(Dataset rows for apps and sites)
....................
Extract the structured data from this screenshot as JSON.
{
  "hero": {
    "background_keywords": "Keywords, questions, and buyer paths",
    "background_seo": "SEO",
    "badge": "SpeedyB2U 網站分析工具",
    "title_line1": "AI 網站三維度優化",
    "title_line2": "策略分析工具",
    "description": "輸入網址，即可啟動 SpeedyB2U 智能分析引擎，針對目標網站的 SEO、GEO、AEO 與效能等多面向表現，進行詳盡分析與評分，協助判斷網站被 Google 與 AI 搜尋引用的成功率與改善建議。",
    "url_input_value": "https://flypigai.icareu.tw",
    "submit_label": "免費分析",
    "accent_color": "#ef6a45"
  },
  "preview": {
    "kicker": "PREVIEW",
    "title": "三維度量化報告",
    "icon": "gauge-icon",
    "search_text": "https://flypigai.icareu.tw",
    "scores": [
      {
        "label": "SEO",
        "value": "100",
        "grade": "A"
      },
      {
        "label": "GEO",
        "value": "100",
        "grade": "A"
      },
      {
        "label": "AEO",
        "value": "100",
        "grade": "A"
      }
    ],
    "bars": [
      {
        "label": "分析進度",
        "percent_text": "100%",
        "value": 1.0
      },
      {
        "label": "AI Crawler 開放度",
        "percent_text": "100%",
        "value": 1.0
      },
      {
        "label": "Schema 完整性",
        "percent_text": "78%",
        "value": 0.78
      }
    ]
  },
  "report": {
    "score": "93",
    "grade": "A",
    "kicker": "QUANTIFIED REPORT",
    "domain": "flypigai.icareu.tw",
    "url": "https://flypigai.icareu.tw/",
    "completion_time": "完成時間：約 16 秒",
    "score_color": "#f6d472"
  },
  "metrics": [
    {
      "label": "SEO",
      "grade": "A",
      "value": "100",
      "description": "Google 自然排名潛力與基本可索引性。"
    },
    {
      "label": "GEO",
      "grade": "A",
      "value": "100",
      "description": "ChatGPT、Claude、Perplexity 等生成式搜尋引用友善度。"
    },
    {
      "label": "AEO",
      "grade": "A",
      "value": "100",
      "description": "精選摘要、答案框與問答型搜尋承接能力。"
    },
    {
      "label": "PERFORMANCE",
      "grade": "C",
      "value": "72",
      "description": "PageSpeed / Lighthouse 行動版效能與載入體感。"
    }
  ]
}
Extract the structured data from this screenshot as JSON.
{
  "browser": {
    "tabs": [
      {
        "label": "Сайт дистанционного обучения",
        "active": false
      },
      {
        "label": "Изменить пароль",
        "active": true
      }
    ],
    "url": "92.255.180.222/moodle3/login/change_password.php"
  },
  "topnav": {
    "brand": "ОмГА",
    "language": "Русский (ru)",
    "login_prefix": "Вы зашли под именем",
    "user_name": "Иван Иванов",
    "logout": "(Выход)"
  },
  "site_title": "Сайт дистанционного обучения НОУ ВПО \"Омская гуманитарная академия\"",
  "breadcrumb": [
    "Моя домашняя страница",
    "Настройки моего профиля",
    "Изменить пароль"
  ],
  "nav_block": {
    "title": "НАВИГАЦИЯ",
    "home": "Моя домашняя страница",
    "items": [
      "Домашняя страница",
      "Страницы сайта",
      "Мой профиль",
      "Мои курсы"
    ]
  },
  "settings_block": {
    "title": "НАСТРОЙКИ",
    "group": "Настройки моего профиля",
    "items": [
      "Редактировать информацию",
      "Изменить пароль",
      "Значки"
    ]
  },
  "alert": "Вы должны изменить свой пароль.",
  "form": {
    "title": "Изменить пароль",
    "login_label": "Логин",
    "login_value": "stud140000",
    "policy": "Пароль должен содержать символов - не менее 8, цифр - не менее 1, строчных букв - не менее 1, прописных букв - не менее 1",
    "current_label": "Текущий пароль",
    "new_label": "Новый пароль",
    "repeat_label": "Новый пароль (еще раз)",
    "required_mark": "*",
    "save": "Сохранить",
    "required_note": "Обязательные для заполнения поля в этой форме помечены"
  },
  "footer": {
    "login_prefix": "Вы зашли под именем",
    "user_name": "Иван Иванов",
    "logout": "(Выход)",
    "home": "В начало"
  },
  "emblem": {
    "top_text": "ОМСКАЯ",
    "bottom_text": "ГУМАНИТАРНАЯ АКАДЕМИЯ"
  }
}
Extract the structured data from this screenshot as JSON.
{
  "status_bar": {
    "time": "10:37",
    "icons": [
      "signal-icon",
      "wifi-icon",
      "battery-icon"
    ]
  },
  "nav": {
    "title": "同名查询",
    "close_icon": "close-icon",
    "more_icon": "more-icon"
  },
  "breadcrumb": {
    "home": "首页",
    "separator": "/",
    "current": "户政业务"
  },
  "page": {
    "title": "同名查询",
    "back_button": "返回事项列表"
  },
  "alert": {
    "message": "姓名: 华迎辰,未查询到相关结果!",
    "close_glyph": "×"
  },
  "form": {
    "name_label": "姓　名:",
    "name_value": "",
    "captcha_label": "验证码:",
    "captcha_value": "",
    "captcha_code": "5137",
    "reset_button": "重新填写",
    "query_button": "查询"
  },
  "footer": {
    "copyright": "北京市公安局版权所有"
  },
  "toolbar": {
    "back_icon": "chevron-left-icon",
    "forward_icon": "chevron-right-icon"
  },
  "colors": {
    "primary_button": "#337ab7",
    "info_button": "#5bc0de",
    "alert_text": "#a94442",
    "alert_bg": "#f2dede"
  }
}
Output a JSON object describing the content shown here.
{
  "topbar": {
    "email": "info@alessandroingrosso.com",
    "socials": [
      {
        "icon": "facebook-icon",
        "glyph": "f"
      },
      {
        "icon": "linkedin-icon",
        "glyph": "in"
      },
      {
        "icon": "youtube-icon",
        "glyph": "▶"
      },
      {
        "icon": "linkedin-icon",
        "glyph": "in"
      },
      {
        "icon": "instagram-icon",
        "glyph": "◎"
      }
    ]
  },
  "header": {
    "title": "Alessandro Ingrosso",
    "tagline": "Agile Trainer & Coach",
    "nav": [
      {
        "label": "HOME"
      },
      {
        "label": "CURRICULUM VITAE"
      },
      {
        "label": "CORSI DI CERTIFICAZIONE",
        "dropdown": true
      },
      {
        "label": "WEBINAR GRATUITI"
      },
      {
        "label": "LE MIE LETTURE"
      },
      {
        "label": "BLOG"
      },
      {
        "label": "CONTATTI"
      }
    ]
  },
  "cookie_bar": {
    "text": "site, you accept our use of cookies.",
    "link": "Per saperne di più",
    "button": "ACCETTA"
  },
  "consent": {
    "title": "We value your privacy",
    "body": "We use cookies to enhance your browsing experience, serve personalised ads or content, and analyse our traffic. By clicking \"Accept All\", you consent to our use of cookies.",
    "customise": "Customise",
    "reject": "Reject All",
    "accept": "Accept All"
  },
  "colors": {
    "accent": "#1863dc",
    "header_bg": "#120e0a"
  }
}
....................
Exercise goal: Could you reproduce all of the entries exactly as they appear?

Exercise answer:
Extract the structured data from this screenshot as JSON.
{
  "hero": {
    "background_keywords": "Keywords, questions, and buyer paths",
    "background_seo": "SEO",
    "badge": "SpeedyB2U 網站分析工具",
    "title_line1": "AI 網站三維度優化",
    "title_line2": "策略分析工具",
    "description": "輸入網址，即可啟動 SpeedyB2U 智能分析引擎，針對目標網站的 SEO、GEO、AEO 與效能等多面向表現，進行詳盡分析與評分，協助判斷網站被 Google 與 AI 搜尋引用的成功率與改善建議。",
    "url_input_value": "https://flypigai.icareu.tw",
    "submit_label": "免費分析",
    "accent_color": "#ef6a45"
  },
  "preview": {
    "kicker": "PREVIEW",
    "title": "三維度量化報告",
    "icon": "gauge-icon",
    "search_text": "https://flypigai.icareu.tw",
    "scores": [
      {
        "label": "SEO",
        "value": "100",
        "grade": "A"
      },
      {
        "label": "GEO",
        "value": "100",
        "grade": "A"
      },
      {
        "label": "AEO",
        "value": "100",
        "grade": "A"
      }
    ],
    "bars": [
      {
        "label": "分析進度",
        "percent_text": "100%",
        "value": 1.0
      },
      {
        "label": "AI Crawler 開放度",
        "percent_text": "100%",
        "value": 1.0
      },
      {
        "label": "Schema 完整性",
        "percent_text": "78%",
        "value": 0.78
      }
    ]
  },
  "report": {
    "score": "93",
    "grade": "A",
    "kicker": "QUANTIFIED REPORT",
    "domain": "flypigai.icareu.tw",
    "url": "https://flypigai.icareu.tw/",
    "completion_time": "完成時間：約 16 秒",
    "score_color": "#f6d472"
  },
  "metrics": [
    {
      "label": "SEO",
      "grade": "A",
      "value": "100",
      "description": "Google 自然排名潛力與基本可索引性。"
    },
    {
      "label": "GEO",
      "grade": "A",
      "value": "100",
      "description": "ChatGPT、Claude、Perplexity 等生成式搜尋引用友善度。"
    },
    {
      "label": "AEO",
      "grade": "A",
      "value": "100",
      "description": "精選摘要、答案框與問答型搜尋承接能力。"
    },
    {
      "label": "PERFORMANCE",
      "grade": "C",
      "value": "72",
      "description": "PageSpeed / Lighthouse 行動版效能與載入體感。"
    }
  ]
}
Extract the structured data from this screenshot as JSON.
{
  "browser": {
    "tabs": [
      {
        "label": "Сайт дистанционного обучения",
        "active": false
      },
      {
        "label": "Изменить пароль",
        "active": true
      }
    ],
    "url": "92.255.180.222/moodle3/login/change_password.php"
  },
  "topnav": {
    "brand": "ОмГА",
    "language": "Русский (ru)",
    "login_prefix": "Вы зашли под именем",
    "user_name": "Иван Иванов",
    "logout": "(Выход)"
  },
  "site_title": "Сайт дистанционного обучения НОУ ВПО \"Омская гуманитарная академия\"",
  "breadcrumb": [
    "Моя домашняя страница",
    "Настройки моего профиля",
    "Изменить пароль"
  ],
  "nav_block": {
    "title": "НАВИГАЦИЯ",
    "home": "Моя домашняя страница",
    "items": [
      "Домашняя страница",
      "Страницы сайта",
      "Мой профиль",
      "Мои курсы"
    ]
  },
  "settings_block": {
    "title": "НАСТРОЙКИ",
    "group": "Настройки моего профиля",
    "items": [
      "Редактировать информацию",
      "Изменить пароль",
      "Значки"
    ]
  },
  "alert": "Вы должны изменить свой пароль.",
  "form": {
    "title": "Изменить пароль",
    "login_label": "Логин",
    "login_value": "stud140000",
    "policy": "Пароль должен содержать символов - не менее 8, цифр - не менее 1, строчных букв - не менее 1, прописных букв - не менее 1",
    "current_label": "Текущий пароль",
    "new_label": "Новый пароль",
    "repeat_label": "Новый пароль (еще раз)",
    "required_mark": "*",
    "save": "Сохранить",
    "required_note": "Обязательные для заполнения поля в этой форме помечены"
  },
  "footer": {
    "login_prefix": "Вы зашли под именем",
    "user_name": "Иван Иванов",
    "logout": "(Выход)",
    "home": "В начало"
  },
  "emblem": {
    "top_text": "ОМСКАЯ",
    "bottom_text": "ГУМАНИТАРНАЯ АКАДЕМИЯ"
  }
}
Extract the structured data from this screenshot as JSON.
{
  "status_bar": {
    "time": "10:37",
    "icons": [
      "signal-icon",
      "wifi-icon",
      "battery-icon"
    ]
  },
  "nav": {
    "title": "同名查询",
    "close_icon": "close-icon",
    "more_icon": "more-icon"
  },
  "breadcrumb": {
    "home": "首页",
    "separator": "/",
    "current": "户政业务"
  },
  "page": {
    "title": "同名查询",
    "back_button": "返回事项列表"
  },
  "alert": {
    "message": "姓名: 华迎辰,未查询到相关结果!",
    "close_glyph": "×"
  },
  "form": {
    "name_label": "姓　名:",
    "name_value": "",
    "captcha_label": "验证码:",
    "captcha_value": "",
    "captcha_code": "5137",
    "reset_button": "重新填写",
    "query_button": "查询"
  },
  "footer": {
    "copyright": "北京市公安局版权所有"
  },
  "toolbar": {
    "back_icon": "chevron-left-icon",
    "forward_icon": "chevron-right-icon"
  },
  "colors": {
    "primary_button": "#337ab7",
    "info_button": "#5bc0de",
    "alert_text": "#a94442",
    "alert_bg": "#f2dede"
  }
}
Output a JSON object describing the content shown here.
{
  "topbar": {
    "email": "info@alessandroingrosso.com",
    "socials": [
      {
        "icon": "facebook-icon",
        "glyph": "f"
      },
      {
        "icon": "linkedin-icon",
        "glyph": "in"
      },
      {
        "icon": "youtube-icon",
        "glyph": "▶"
      },
      {
        "icon": "linkedin-icon",
        "glyph": "in"
      },
      {
        "icon": "instagram-icon",
        "glyph": "◎"
      }
    ]
  },
  "header": {
    "title": "Alessandro Ingrosso",
    "tagline": "Agile Trainer & Coach",
    "nav": [
      {
        "label": "HOME"
      },
      {
        "label": "CURRICULUM VITAE"
      },
      {
        "label": "CORSI DI CERTIFICAZIONE",
        "dropdown": true
      },
      {
        "label": "WEBINAR GRATUITI"
      },
      {
        "label": "LE MIE LETTURE"
      },
      {
        "label": "BLOG"
      },
      {
        "label": "CONTATTI"
      }
    ]
  },
  "cookie_bar": {
    "text": "site, you accept our use of cookies.",
    "link": "Per saperne di più",
    "button": "ACCETTA"
  },
  "consent": {
    "title": "We value your privacy",
    "body": "We use cookies to enhance your browsing experience, serve personalised ads or content, and analyse our traffic. By clicking \"Accept All\", you consent to our use of cookies.",
    "customise": "Customise",
    "reject": "Reject All",
    "accept": "Accept All"
  },
  "colors": {
    "accent": "#1863dc",
    "header_bg": "#120e0a"
  }
}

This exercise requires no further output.